Are the Workers in Your Loved One’s Assisted Living Facility Qualified?
“Are you dedicated, driven, committed, and professional? Do you want to make a difference by caring for others and working with people from all backgrounds and socio-economic levels?”
Yes, this could be an ad aimed at recruiting knowledgeable senior caregivers for openings at an assisted living facility. And, in fact, the many qualified care providers on the staff of a facility work together to make sure each day’s routine runs smoothly. Of course, in order to ensure the highest level of quality and care for your loved one, verifying the facility’s credentials and the staff’s training and on-the-job experience are vital.
Essentially, an assisted living facility provides care for individuals who can no longer live independently but do not necessarily need round-the-clock care. More importantly, however, you must remember that an assisted living facility is not a nursing home nor can it provide the kind of medical care your loved one may require. And while there are many safeguards in place, there are many more caregiving roles at the facility that are not required by law to be provided.
But how do you know what to expect from each caregiver? First and foremost, inquire about the hiring requirements of the senior caregivers – what are their daily tasks? What sort of training have they received? Remember you can never be too careful or too inquisitive, so before your tour, prepare yourself with a look into the care provider structure of an assisted living facility.
RNs/LPNs – Even with an extended staff of experts and senior caregivers on hand, an assisted living facility is not required by law to have registered nurses and licensed practical nurses on staff or even on call.

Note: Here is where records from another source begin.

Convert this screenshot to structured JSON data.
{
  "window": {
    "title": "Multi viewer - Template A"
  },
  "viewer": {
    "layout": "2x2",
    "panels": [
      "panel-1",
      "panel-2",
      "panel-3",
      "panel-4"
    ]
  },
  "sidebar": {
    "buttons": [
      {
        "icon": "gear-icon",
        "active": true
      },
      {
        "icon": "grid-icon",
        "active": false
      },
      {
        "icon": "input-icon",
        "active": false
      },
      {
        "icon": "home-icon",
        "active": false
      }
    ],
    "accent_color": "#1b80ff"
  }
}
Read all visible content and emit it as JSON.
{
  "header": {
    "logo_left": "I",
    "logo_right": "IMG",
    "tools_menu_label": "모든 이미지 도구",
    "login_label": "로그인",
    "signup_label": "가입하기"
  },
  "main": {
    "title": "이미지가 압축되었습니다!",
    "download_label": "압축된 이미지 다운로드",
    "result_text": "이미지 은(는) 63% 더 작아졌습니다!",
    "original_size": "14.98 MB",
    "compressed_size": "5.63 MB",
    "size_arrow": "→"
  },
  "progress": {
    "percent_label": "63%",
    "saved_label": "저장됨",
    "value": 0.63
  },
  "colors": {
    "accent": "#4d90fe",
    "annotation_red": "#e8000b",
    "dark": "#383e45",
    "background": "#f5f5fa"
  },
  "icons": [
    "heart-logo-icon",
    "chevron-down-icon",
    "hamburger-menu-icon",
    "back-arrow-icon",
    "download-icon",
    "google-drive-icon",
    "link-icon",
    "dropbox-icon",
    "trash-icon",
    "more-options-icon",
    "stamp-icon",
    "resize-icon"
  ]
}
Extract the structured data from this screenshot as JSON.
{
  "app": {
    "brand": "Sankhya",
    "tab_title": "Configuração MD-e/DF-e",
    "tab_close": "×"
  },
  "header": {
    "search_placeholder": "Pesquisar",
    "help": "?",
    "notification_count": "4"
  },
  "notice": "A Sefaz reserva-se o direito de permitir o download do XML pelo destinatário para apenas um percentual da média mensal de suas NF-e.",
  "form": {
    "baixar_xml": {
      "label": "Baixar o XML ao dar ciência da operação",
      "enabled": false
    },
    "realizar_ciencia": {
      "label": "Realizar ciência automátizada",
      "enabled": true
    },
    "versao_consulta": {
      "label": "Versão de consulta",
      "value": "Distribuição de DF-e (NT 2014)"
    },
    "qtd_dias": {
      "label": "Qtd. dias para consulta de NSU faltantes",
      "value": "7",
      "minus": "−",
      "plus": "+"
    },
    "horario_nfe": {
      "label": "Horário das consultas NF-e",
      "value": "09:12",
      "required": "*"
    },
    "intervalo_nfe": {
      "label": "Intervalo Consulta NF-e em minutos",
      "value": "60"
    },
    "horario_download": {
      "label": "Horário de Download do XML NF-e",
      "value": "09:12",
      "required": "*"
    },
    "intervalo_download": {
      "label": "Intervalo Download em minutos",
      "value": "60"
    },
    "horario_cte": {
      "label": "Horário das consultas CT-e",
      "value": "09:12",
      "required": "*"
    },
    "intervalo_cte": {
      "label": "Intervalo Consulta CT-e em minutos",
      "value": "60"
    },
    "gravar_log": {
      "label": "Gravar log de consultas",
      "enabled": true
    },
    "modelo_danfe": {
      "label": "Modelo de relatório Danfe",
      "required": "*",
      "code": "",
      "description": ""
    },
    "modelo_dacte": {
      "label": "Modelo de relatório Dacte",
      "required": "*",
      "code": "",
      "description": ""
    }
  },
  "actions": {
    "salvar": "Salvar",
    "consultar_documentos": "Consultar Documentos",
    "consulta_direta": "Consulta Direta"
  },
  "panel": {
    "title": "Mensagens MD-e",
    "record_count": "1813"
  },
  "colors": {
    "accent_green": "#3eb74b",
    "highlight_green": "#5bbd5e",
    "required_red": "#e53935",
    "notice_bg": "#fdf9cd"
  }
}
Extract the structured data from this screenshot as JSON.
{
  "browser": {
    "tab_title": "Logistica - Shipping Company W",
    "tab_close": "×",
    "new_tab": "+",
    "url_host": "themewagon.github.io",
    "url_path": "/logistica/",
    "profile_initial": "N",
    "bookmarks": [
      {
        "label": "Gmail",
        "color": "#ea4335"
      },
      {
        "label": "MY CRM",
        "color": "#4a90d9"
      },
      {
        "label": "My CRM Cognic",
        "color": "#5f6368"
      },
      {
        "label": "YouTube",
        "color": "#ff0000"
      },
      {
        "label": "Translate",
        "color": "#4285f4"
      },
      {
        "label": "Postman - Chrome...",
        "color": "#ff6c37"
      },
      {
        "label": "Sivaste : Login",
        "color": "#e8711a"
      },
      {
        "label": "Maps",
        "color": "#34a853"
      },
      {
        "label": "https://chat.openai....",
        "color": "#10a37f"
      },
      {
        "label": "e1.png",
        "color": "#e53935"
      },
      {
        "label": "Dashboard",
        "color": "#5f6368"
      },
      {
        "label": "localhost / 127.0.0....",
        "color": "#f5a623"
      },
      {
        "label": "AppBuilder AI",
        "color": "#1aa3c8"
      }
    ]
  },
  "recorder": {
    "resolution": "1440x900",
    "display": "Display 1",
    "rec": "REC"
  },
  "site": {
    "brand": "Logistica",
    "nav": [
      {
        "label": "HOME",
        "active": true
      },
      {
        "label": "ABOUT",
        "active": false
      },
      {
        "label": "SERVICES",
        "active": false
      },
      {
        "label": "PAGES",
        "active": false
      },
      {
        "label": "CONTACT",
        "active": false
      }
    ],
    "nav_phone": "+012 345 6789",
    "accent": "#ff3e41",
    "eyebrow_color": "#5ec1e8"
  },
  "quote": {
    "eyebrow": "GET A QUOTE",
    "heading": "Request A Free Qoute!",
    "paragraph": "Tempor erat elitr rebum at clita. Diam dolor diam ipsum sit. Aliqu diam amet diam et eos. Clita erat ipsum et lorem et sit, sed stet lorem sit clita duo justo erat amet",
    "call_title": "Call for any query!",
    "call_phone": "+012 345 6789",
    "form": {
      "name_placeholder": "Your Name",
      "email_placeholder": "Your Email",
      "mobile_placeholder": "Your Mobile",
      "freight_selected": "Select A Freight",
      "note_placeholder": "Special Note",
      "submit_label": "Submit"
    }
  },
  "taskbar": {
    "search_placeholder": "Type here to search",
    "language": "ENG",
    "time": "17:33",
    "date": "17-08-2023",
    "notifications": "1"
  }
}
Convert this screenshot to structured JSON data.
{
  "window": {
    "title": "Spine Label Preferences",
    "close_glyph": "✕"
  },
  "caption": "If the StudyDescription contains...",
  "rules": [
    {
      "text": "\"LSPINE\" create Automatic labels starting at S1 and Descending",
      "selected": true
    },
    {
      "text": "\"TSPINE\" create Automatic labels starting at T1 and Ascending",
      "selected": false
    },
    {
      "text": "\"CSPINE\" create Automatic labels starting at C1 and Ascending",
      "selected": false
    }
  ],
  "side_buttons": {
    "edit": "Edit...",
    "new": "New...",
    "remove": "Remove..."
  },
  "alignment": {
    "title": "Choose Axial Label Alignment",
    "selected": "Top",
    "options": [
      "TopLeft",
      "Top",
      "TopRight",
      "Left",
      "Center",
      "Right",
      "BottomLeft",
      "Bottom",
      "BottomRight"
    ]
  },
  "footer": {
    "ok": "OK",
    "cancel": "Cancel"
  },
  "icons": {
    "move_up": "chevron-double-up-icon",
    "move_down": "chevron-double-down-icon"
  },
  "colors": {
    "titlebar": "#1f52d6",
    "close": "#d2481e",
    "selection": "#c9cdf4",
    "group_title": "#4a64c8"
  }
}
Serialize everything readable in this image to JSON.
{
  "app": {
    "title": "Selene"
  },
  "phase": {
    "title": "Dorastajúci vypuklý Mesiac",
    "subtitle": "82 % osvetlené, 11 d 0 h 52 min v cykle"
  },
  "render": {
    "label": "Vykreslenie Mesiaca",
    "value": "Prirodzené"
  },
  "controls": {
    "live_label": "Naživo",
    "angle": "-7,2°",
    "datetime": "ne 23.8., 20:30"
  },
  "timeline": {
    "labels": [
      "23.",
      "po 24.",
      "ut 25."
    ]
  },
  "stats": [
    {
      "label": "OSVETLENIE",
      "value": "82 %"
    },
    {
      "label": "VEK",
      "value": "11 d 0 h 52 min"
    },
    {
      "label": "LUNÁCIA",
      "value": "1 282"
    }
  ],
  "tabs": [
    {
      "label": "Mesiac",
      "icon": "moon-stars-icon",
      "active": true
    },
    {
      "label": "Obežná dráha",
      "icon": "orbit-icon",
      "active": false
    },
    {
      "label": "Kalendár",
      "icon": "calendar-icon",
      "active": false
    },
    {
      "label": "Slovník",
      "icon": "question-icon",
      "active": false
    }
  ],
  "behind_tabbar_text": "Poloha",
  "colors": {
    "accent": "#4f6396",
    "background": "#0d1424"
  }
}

Nurses are often required to assess the health care needs of residents in coordination with the administrator and the resident’s physician, serving as a sort of liaison between the two parties. They are responsible for developing a comprehensive plan or outline of care for each resident (if necessary) and carry out these tasks on a daily basis. In addition, they train new hires that have an active part in the resident’s health plan.
As RNs and LPNs are licensed medical caregivers, only they can administer and/or distribute medication to residents. While many facilities do have RNs on call, it makes administration and/or distribution of medication to residents harder as they are the only ones able to perform these tasks. If your loved one requires round-the-clock care and supervision from senior caregivers, a skilled nursing facility may be a more practical option.
CNAs/General Caregivers – Certified nursing assistants and general caregivers are hired to bathe, dress, feed, and tend to residents on a daily basis. While CNAs have extensive training, hands-on experience, and a considerable subject knowledge base, general senior caregivers often receive on-the-job training, learning as they go, so to speak.
In addition, some facilities require specialization in key areas such as dementia and Alzheimer’s disease. CNAs and general senior caregivers are the primary point people that interact with residents every day and often provide them with much-needed social and emotional support.
Administrator/Director of Marketing and Sales – Initially, you’ll speak with the administrator and/or the director of marketing and sales, who will guide you through the entire process, conduct a tour of the facility, and answer all of your questions regarding the senior caregivers and staff. The administrator oversees all operations within an assisted living facility, keeping track of the staff, and monitoring residents’ needs and well-being. He or she is responsible for the training of all licensed and unlicensed staff and senior caregivers on the premises.
The director of marketing and sales, on the other hand, promotes the assisted living facility, ensuring the proper advertising messages are relayed regarding the approach to resident care, amenities, and services. He or she will speak with you to discuss the features and benefits of the facility as well as pricing, on-site senior caregivers, and any other perks.
Activity Coordinator – The duties of the activity coordinator are an important part of your loved one’s daily routine at an assisted living facility. These individuals are called on to provide stimulating, mind-challenging, and invigorating games and therapies that help residents get moving and thinking. The activity coordinator keeps aging minds thinking cognitively and aging bodies moving actively with singing, outdoor adventures, movie nights, shopping trips, and other engaging events and games.
During your tour, observe some of the in-house activities to get a feel for what residents do each day. The activity coordinator at an assisted living facility is also responsible for special programs and social events that occur outside of the scope of daily activities.
Dietician/Chef – The makeup of a senior’s diet is much different, and meals require nutritious elements that aid in recuperation, rejuvenation, and weight maintenance. Though a dietician may not always be on staff, if one is, he or she will be able to offer helpful insights into the necessary requirements of a senior diet, including reduced sodium, increased fiber and calcium, and more protein, all while supervising calorie intake.
Besides proper food handling and sanitation requirements, a head chef at an assisted living facility is often required to have line experience, efficient organization and time management skills, and a basic understanding of preparing food for the senior stomach. Caregivers agency